Source data =>
++++

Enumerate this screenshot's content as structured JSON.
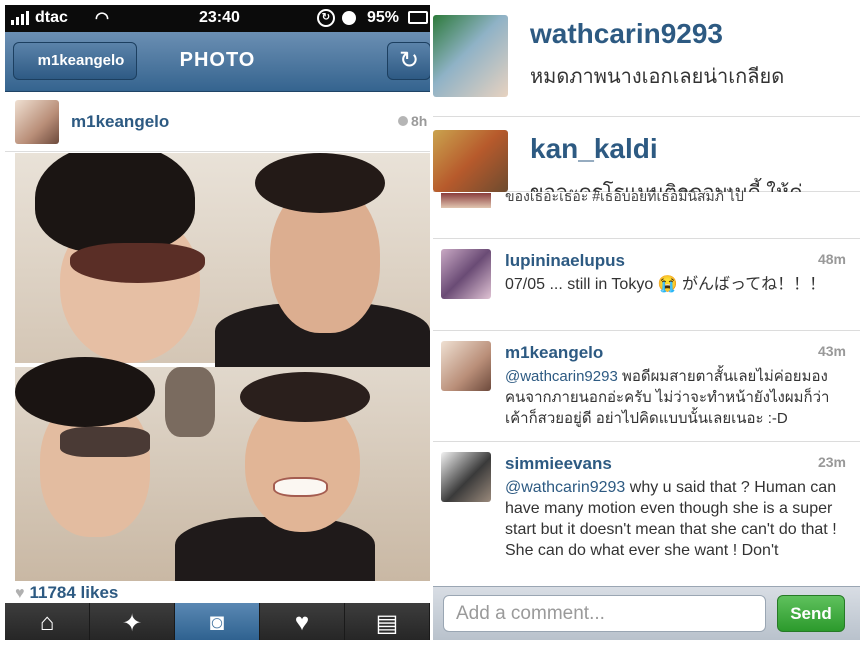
{
  "status": {
    "carrier": "dtac",
    "time": "23:40",
    "battery": "95%"
  },
  "nav": {
    "back_label": "m1keangelo",
    "title": "PHOTO"
  },
  "post": {
    "username": "m1keangelo",
    "time_ago": "8h",
    "likes": "11784 likes"
  },
  "tabs": [
    {
      "name": "home",
      "icon": "house-icon"
    },
    {
      "name": "explore",
      "icon": "star-icon"
    },
    {
      "name": "camera",
      "icon": "camera-icon",
      "active": true
    },
    {
      "name": "news",
      "icon": "heart-bubble-icon"
    },
    {
      "name": "profile",
      "icon": "profile-card-icon"
    }
  ],
  "comments_top": [
    {
      "user": "wathcarin9293",
      "text": "หมดภาพนางเอกเลยน่าเกลียด"
    },
    {
      "user": "kan_kaldi",
      "text": "ขอละครโรแมนติกคอมเมดี้ ให้คู่"
    }
  ],
  "comment_cut": {
    "text": "ของเธอะเธอะ #เธอบอยที่เธอมีนิสมภิ ไป"
  },
  "comments": [
    {
      "user": "lupininaelupus",
      "time": "48m",
      "text": "07/05 ... still in Tokyo 😭 がんばってね！！！"
    },
    {
      "user": "m1keangelo",
      "time": "43m",
      "mention": "@wathcarin9293",
      "text": " พอดีผมสายตาสั้นเลยไม่ค่อยมองคนจากภายนอกอ่ะครับ ไม่ว่าจะทำหน้ายังไงผมก็ว่าเค้าก็สวยอยู่ดี อย่าไปคิดแบบนั้นเลยเนอะ :-D"
    },
    {
      "user": "simmieevans",
      "time": "23m",
      "mention": "@wathcarin9293",
      "text": " why u said that ? Human can have many motion even though  she  is a super start but it doesn't mean that she can't do that ! She can do what ever she want ! Don't"
    }
  ],
  "comment_bar": {
    "placeholder": "Add a comment...",
    "send_label": "Send"
  },
  "colors": {
    "username_blue": "#2d5a82",
    "nav_blue": "#35648f",
    "send_green": "#2c9a2c"
  }
}
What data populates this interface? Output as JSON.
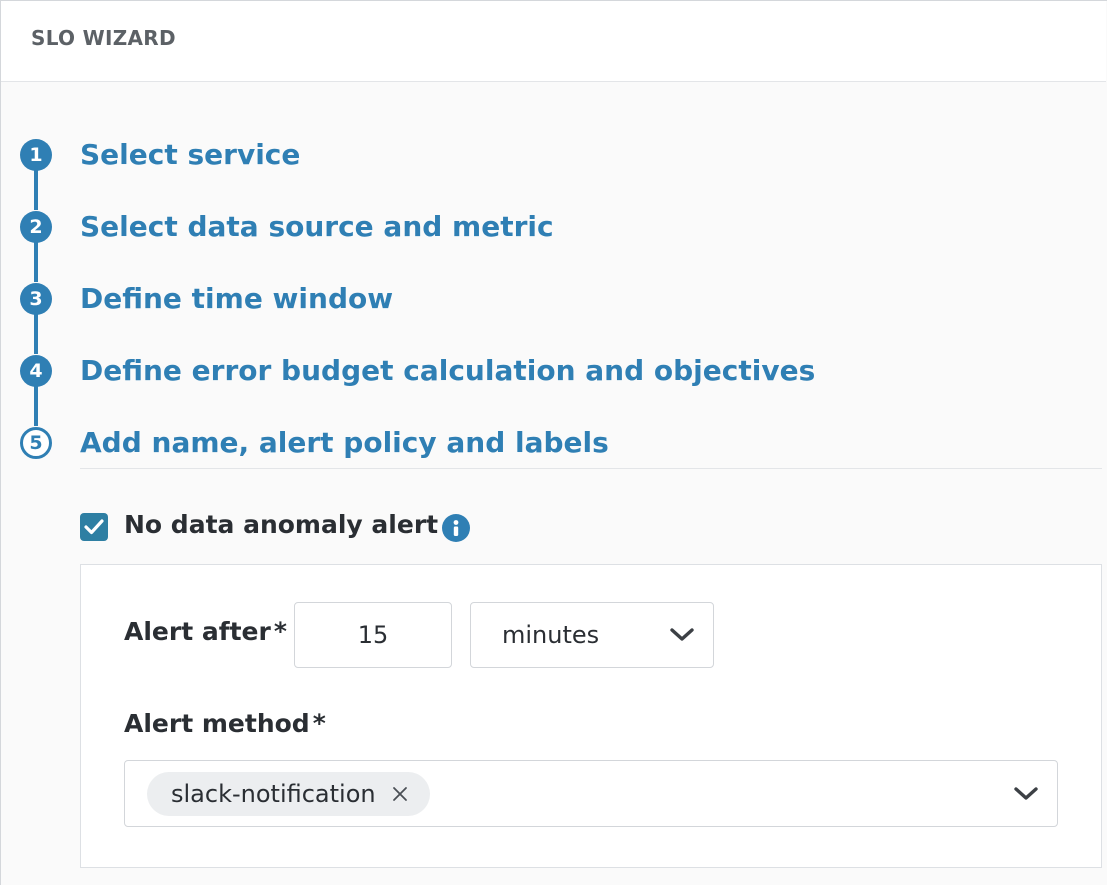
{
  "header": {
    "title": "SLO WIZARD"
  },
  "steps": [
    {
      "number": "1",
      "label": "Select service"
    },
    {
      "number": "2",
      "label": "Select data source and metric"
    },
    {
      "number": "3",
      "label": "Define time window"
    },
    {
      "number": "4",
      "label": "Define error budget calculation and objectives"
    },
    {
      "number": "5",
      "label": "Add name, alert policy and labels"
    }
  ],
  "no_data_alert": {
    "label": "No data anomaly alert",
    "checked": true,
    "info_icon": "info-icon"
  },
  "alert_after": {
    "label": "Alert after",
    "required_mark": "*",
    "value": "15",
    "unit": "minutes"
  },
  "alert_method": {
    "label": "Alert method",
    "required_mark": "*",
    "selected": [
      "slack-notification"
    ]
  },
  "colors": {
    "accent": "#2f7fb4",
    "checkbox": "#2e7fa3",
    "text": "#2a2e33"
  }
}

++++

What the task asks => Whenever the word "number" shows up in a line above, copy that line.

Response =>
      "number": "1",
      "number": "2",
      "number": "3",
      "number": "4",
      "number": "5",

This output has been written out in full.